Cadfael's former apprentice Brother Mark has left the nest as the story begins. One of the great joys in this book is to see the continued growth of Mark as a minister. In fact it is Mark, more so than Cadfael, who finds himself in the center of the action in "The Leper of Saint Giles."
This is a story that has a lot to do with the meaning of identity and the impact of deception. The basic plot revolves around a lowly squire who loves a wealthy heiress. The problem is, the heiress' wretched relations are intent on marrying her off for financial gain. From this rather nasty situation springs murder and false accusation. It is the job of Cadfael and Mark to make things right.
The more I read of Ellis Peters, the more I admire her work. She had a unique literary voice. So much wisdom is imparted in each story. This is doubly true in "The Leper of St. Giles." The reader is left questioning the actions of Cadfael and pondering the meaning of Justice.
While I am left with many questions and I missed Cadfael's old buddy Hugh, I found this book to be one of the more satisfying Cadfael stories. I highly recommend "The Leper of St. Giles."
Brother Cadfael is at his best. He is both a spiritual being and a worldly one. He is as comfortable in the church as he is talking with a knights mistress. Cadfael has an innate ability to sense what is good in true in a person and works actively to support those with just causes. In the instance of this novel it is a young squire, Joss and a wealthy heiress Iveta. Iveta is a pawn of her aunt and uncle who plan to marry her to an aging knight and divide her land between them. Joss loves Iveta and plans on finding away to protect her. when a murder halts the marriage, Joss is the first suspect.
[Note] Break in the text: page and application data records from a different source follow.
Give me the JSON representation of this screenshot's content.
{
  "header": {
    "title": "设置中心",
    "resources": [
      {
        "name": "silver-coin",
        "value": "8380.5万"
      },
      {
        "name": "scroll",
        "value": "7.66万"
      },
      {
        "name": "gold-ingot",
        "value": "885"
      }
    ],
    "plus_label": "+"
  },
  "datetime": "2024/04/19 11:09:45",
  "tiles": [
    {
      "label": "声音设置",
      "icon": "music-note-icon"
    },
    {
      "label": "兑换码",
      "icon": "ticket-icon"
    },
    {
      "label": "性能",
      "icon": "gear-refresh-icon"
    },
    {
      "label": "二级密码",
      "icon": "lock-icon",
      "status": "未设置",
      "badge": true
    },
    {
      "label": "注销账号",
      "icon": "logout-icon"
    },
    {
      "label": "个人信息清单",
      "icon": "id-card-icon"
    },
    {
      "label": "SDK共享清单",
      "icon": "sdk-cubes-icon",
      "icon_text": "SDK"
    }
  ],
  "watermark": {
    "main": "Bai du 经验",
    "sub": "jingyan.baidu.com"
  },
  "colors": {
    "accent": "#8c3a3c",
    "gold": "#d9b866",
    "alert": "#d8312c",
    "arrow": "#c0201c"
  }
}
The setting is once again the Benedictine Abbey of Saint Peter and Saint Paul in Shrewsbury, but this time it also includes the leper colony of Saint Giles. the reader is introduced to some of the horrors and indignities which the lepers lived through. Brother Mark works among them and recognizes the dignity of the human spirit.
I suggest this book as reading for those who love medieval mysteries.
There is the sense of place. In this case, the book lets the reader into the world of the lepers. Set aside by humanity, the leper colony of St. Giles proves a multi-dimensional world with an integral role in the plot.
There is romance. As in most of the books in this series, Cadfael lends a sympathetic ear to a smitten pair. In this case, their obstacles are many and it's a fun read as things are unraveled.
And then there is Cadfael seeing what others miss. It is Cadfael that notices a twig of a rare flower near the dead body. Likewise, Cadfael sees some bruising on the body that could only be caused by a certain ring. And more than once, Cadfael simply applies his experiences to discern what human nature is most likely to do.
My gripes with the book are worth a point off. Foremost, the author seems to have forgotten rule number one of detection (surely as applicable then as now) - who would benefit financially from the death? I also missed Hugh's presence. And a most minor quandry -- were they really able to tell time to the point of distinguishing between 6:15 and 6:20 back then???
Bottom-line: a very solid and pleasant read for fans of historical mysteries. Reading of earlier books in the series would be helpful but isn't necessary.